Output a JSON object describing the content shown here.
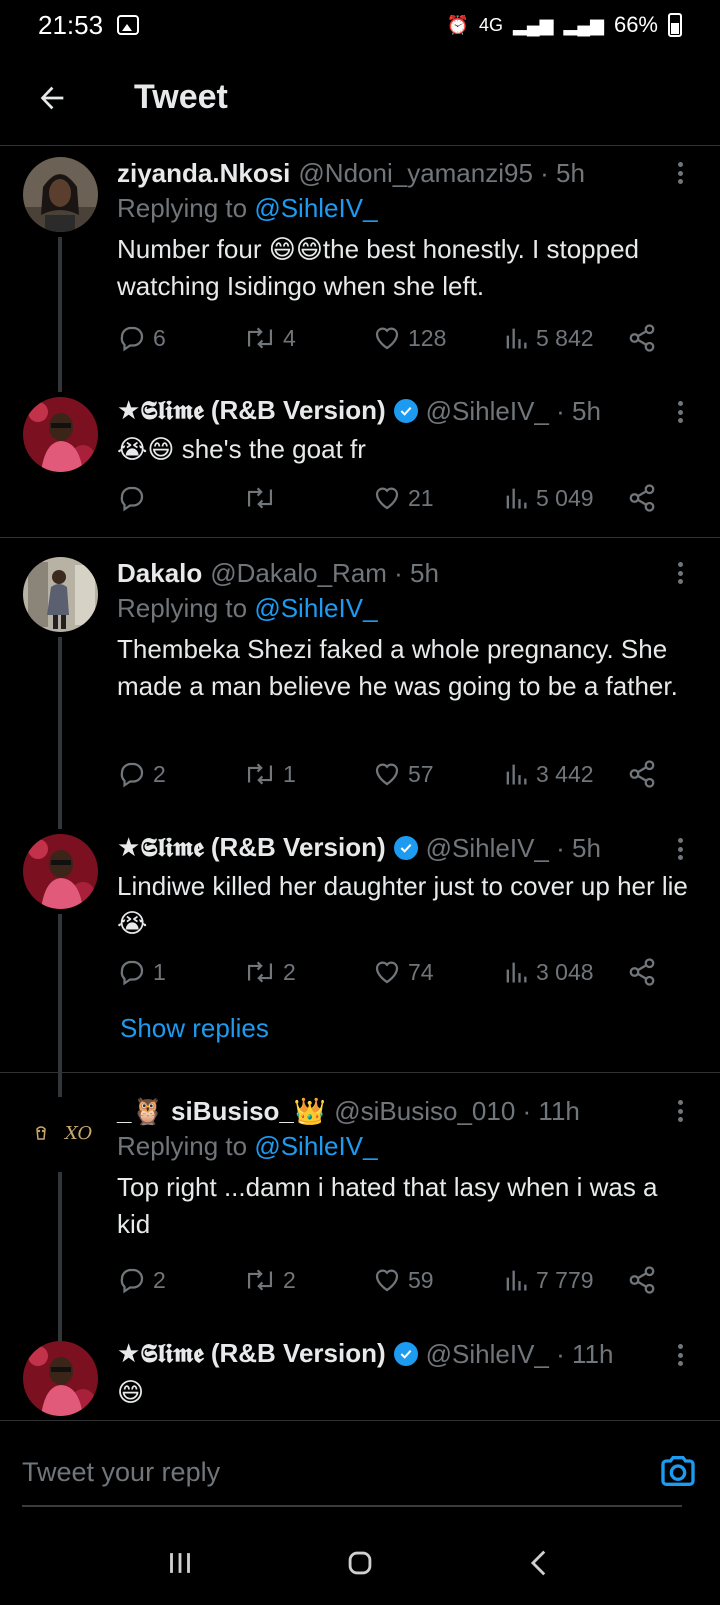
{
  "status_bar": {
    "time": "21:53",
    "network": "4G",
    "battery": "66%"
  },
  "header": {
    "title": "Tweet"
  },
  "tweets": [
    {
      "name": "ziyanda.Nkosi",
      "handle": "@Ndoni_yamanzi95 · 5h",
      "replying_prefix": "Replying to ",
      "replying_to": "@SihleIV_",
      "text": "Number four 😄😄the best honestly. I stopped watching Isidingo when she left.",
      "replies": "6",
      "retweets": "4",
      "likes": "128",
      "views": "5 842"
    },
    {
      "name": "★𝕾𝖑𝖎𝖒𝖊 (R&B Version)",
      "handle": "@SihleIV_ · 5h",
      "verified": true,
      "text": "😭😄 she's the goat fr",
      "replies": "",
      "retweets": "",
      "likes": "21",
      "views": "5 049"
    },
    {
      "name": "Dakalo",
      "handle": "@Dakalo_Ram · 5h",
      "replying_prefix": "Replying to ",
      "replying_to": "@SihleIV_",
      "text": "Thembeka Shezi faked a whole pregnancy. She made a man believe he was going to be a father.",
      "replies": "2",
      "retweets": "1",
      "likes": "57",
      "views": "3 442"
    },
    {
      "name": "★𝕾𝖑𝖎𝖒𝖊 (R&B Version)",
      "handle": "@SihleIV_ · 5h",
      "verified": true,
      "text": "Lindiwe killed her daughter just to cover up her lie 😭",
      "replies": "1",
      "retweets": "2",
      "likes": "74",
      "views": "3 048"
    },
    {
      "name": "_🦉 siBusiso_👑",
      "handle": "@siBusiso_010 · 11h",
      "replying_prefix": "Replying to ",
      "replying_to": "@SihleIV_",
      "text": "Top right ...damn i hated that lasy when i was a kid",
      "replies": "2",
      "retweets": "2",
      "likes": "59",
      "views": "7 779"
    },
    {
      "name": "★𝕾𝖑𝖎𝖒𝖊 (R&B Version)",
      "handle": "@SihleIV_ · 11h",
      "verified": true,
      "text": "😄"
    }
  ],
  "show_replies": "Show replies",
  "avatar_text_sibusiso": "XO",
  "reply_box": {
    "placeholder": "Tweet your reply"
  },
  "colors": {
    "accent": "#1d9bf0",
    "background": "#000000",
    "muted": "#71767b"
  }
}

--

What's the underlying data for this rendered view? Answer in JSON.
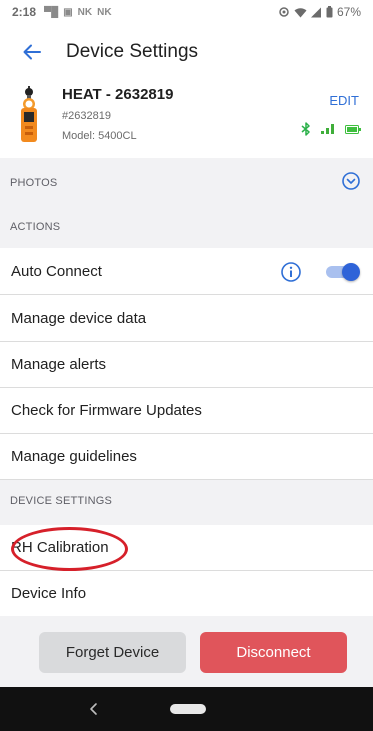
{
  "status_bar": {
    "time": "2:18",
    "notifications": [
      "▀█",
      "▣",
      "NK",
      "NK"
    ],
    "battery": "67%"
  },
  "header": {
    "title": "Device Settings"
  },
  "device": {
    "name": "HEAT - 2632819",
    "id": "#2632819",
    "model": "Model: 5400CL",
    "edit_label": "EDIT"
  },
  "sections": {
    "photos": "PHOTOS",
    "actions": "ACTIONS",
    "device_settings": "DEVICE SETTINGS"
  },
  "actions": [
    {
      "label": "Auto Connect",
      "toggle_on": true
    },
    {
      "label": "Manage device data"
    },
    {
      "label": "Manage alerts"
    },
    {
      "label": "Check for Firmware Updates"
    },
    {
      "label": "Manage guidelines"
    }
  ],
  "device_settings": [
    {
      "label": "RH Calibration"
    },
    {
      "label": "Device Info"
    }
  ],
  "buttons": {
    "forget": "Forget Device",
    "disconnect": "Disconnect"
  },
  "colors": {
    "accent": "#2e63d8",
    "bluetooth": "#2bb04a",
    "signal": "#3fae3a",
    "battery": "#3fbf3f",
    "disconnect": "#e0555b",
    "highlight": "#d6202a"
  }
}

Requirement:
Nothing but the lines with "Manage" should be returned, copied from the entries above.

Response:
      "label": "Manage device data"
      "label": "Manage alerts"
      "label": "Manage guidelines"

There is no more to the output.